Each summer, the ASHA Journals team begins the process of recruiting editors-in-chief (EICs), editors, and editorial board members (EBMs). EICs and editors serve 3-year terms. EBMs serve for 1 year, and this year can be renewed as long as the EBM is interested in serving and is invited by the editor to continue.

For those looking to get involved with the ASHA Journals, this 1-year period is the perfect amount of time to determine if serving on the editorial board is right for you, without making a long-term commitment. Serving as an EBM for the ASHA Journals could also be a first step toward making a greater impact on ASHA’s scholarly journals as an editor or EIC.

When Laura Dreisbach Hawe was first asked to review for Perspectives of the ASHA Special Interest Groups, she wasn’t sure she’d end up serving as an editor for the ASHA Journals. “I don’t know what my expectations were,” she said.

However, after a few years reviewing, she was eventually approached about becoming Special Interest Group (SIG) 6 editor in 2019. She soon decided that this was the next step for her, and she hasn’t regretted her decision.

ASHA Journals Board Chair Sumitrajit (“Sumit”) Dhar also served as an editor for Perspectives before becoming editor-in-chief of the American Journal of Audiology (AJA), then beginning his term on the board. “It is tremendously satisfying to be able to shape a publication,” Dhar said. “It is work, but it is rewarding work.”

Reviewing for the ASHA Journals can be a valuable resource on a CV. In the past, verifying reviews while maintaining the integrity of the peer review process was difficult, but now, through ASHA’s partnership with Publons, all peer review records can be easily verified without compromising the anonymity of the peer review process.

Serving on an editorial board can also benefit your professional career in other ways. Dhar said that serving on an editorial board stretches intellectual boundaries and allows a reviewer to interact with people from a variety of backgrounds with many scientific interests. Dreisbach Hawe agreed that she has met and been able to work with a larger variety of people, and that her work reviewing and editing has helped in other facets of her professional life, such as gaining more experience in grant writing and being given more opportunities to serve on committees.

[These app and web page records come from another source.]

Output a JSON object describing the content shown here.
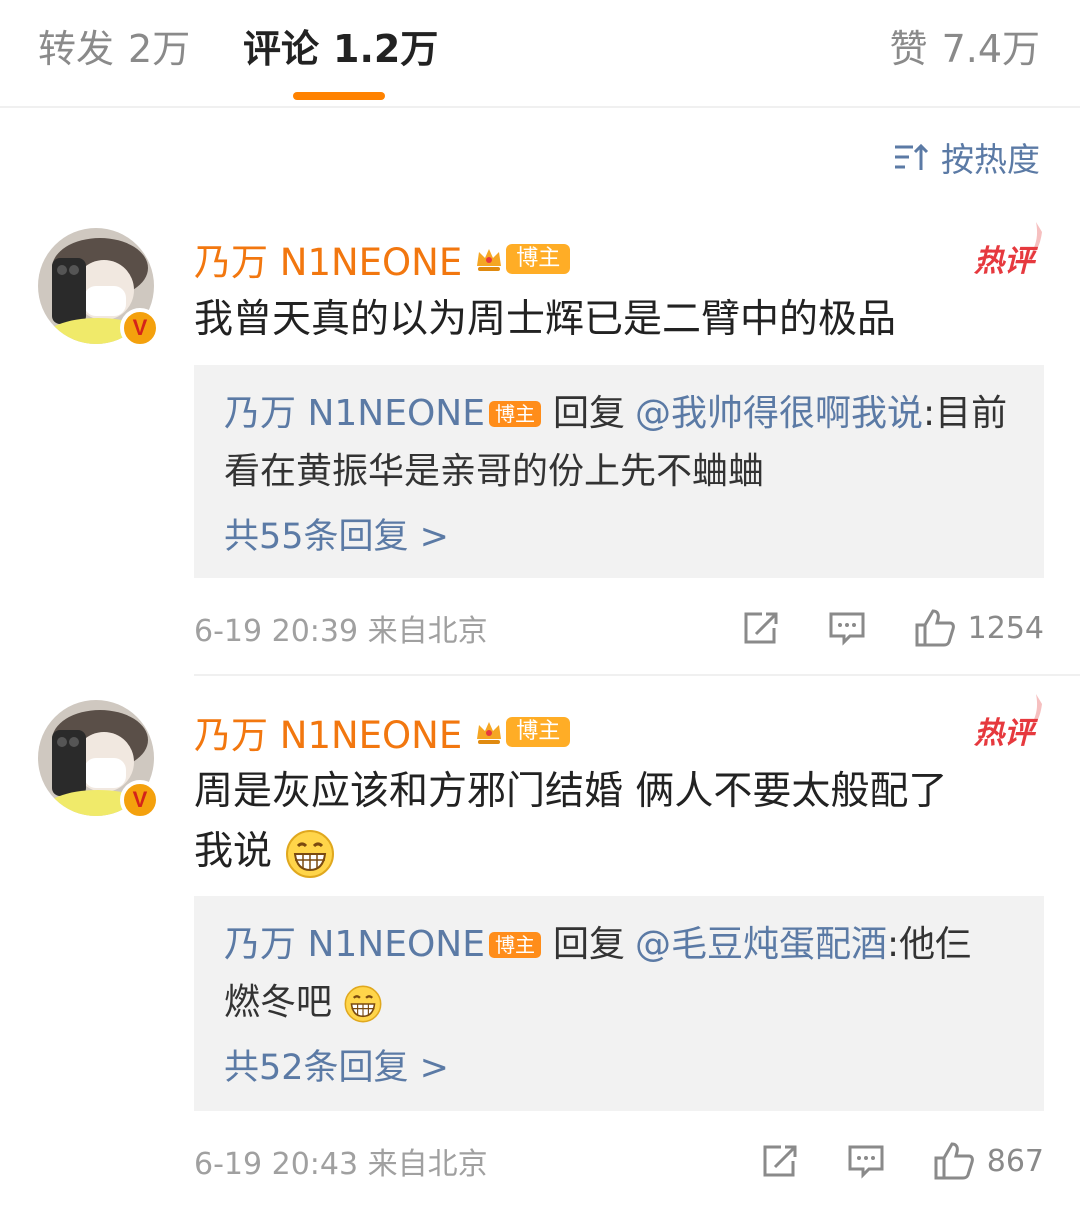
{
  "tabs": {
    "repost_label": "转发",
    "repost_count": "2万",
    "comment_label": "评论",
    "comment_count": "1.2万",
    "like_label": "赞",
    "like_count": "7.4万"
  },
  "sort": {
    "label": "按热度",
    "icon": "sort-icon"
  },
  "comments": [
    {
      "author": "乃万 N1NEONE",
      "author_tag": "博主",
      "hot_label": "热评",
      "text": "我曾天真的以为周士辉已是二臂中的极品",
      "reply": {
        "author": "乃万 N1NEONE",
        "author_tag": "博主",
        "reply_word": "回复",
        "mention": "@我帅得很啊我说",
        "text": ":目前看在黄振华是亲哥的份上先不蛐蛐",
        "total": "共55条回复 >"
      },
      "time": "6-19 20:39",
      "location": "来自北京",
      "likes": "1254"
    },
    {
      "author": "乃万 N1NEONE",
      "author_tag": "博主",
      "hot_label": "热评",
      "text_line1": "周是灰应该和方邪门结婚 俩人不要太般配了",
      "text_line2": "我说",
      "reply": {
        "author": "乃万 N1NEONE",
        "author_tag": "博主",
        "reply_word": "回复",
        "mention": "@毛豆炖蛋配酒",
        "text_line1": ":他仨",
        "text_line2": "燃冬吧",
        "total": "共52条回复 >"
      },
      "time": "6-19 20:43",
      "location": "来自北京",
      "likes": "867"
    }
  ],
  "colors": {
    "accent": "#ff8200",
    "author": "#f2770f",
    "link": "#5b7aa5",
    "hot": "#e6393e",
    "reply_bg": "#f2f2f2"
  }
}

For early-career professionals, getting started reviewing can be daunting. Dreisbach Hawe said that once she performed her first review, the opportunities to perform more reviews presented themselves. “I was surprised at how quickly they find you,” she said.

Dreisbach Hawe stressed the importance of finding a balance for new reviewers. “You can’t overcommit,” she said. She also stressed that new reviewers shouldn’t be afraid to ask mentors and peers for help, although this may be counterintuitive to those newly out of grad school who are used to being asked to “sit with” an issue and work their way through it alone. “It doesn’t have to be scary,” she said. For more tips for early-career researchers, see our blog post on the subject.

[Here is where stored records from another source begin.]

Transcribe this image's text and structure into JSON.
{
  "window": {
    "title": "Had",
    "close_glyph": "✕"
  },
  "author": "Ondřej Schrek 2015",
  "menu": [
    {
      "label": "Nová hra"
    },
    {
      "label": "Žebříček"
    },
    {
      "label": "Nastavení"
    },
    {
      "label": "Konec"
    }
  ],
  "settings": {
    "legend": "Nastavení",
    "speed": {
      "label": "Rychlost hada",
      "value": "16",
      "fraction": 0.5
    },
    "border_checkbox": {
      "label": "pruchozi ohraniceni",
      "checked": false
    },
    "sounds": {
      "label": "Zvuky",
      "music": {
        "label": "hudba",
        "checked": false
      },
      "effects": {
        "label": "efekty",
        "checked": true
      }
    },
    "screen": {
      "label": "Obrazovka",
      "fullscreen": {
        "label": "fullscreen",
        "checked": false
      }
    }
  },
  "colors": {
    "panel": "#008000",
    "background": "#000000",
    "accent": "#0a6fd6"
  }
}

We recommend that, before filling out an expression of interest form, prospective EBMs read more about the role of the EBM and determine which journal they’d like to serve. You can also learn more about the ASHA Journals Board structure, peer review basics, performing a review, and publication ethics with the ASHA Journals’ PREP Development Modules.

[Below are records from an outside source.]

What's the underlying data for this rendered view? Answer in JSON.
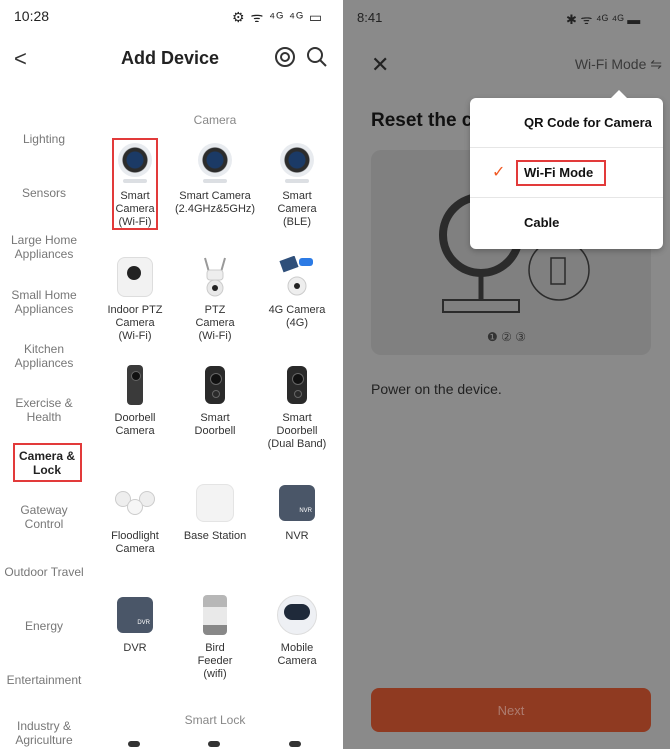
{
  "left": {
    "status": {
      "time": "10:28",
      "icons": "⚙ ᯤ ⁴ᴳ ⁴ᴳ ▭"
    },
    "header": {
      "back": "<",
      "title": "Add Device"
    },
    "categories": [
      {
        "label": "Lighting"
      },
      {
        "label": "Sensors"
      },
      {
        "label": "Large Home Appliances"
      },
      {
        "label": "Small Home Appliances"
      },
      {
        "label": "Kitchen Appliances"
      },
      {
        "label": "Exercise & Health"
      },
      {
        "label": "Camera & Lock"
      },
      {
        "label": "Gateway Control"
      },
      {
        "label": "Outdoor Travel"
      },
      {
        "label": "Energy"
      },
      {
        "label": "Entertainment"
      },
      {
        "label": "Industry & Agriculture"
      }
    ],
    "sections": {
      "camera": "Camera",
      "smart_lock": "Smart Lock"
    },
    "items": [
      {
        "label": "Smart Camera (Wi-Fi)"
      },
      {
        "label": "Smart Camera (2.4GHz&5GHz)"
      },
      {
        "label": "Smart Camera (BLE)"
      },
      {
        "label": "Indoor PTZ Camera (Wi-Fi)"
      },
      {
        "label": "PTZ Camera (Wi-Fi)"
      },
      {
        "label": "4G Camera (4G)"
      },
      {
        "label": "Doorbell Camera"
      },
      {
        "label": "Smart Doorbell"
      },
      {
        "label": "Smart Doorbell (Dual Band)"
      },
      {
        "label": "Floodlight Camera"
      },
      {
        "label": "Base Station"
      },
      {
        "label": "NVR"
      },
      {
        "label": "DVR"
      },
      {
        "label": "Bird Feeder (wifi)"
      },
      {
        "label": "Mobile Camera"
      }
    ],
    "badges": {
      "nvr": "NVR",
      "dvr": "DVR"
    }
  },
  "right": {
    "status": {
      "time": "8:41",
      "icons": "✱ ᯤ ⁴ᴳ ⁴ᴳ ▬"
    },
    "header": {
      "close": "✕",
      "mode": "Wi-Fi Mode ⇋"
    },
    "heading": "Reset the c",
    "carousel_dots": "❶ ② ③",
    "instruction": "Power on the device.",
    "next_label": "Next",
    "menu": [
      {
        "label": "QR Code for Camera"
      },
      {
        "label": "Wi-Fi Mode",
        "check": "✓"
      },
      {
        "label": "Cable"
      }
    ]
  },
  "colors": {
    "accent": "#f05a24",
    "highlight_box": "#e23a3a"
  }
}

Once you’ve decided which ASHA journal is right for you, you can submit your expression of interest. Those interested in becoming reviewers or EBMs can submit an expression of interest year-round. If you’d like to be considered to serve on an Editorial Board in 2021, please submit your expression of interest by August 15, 2020.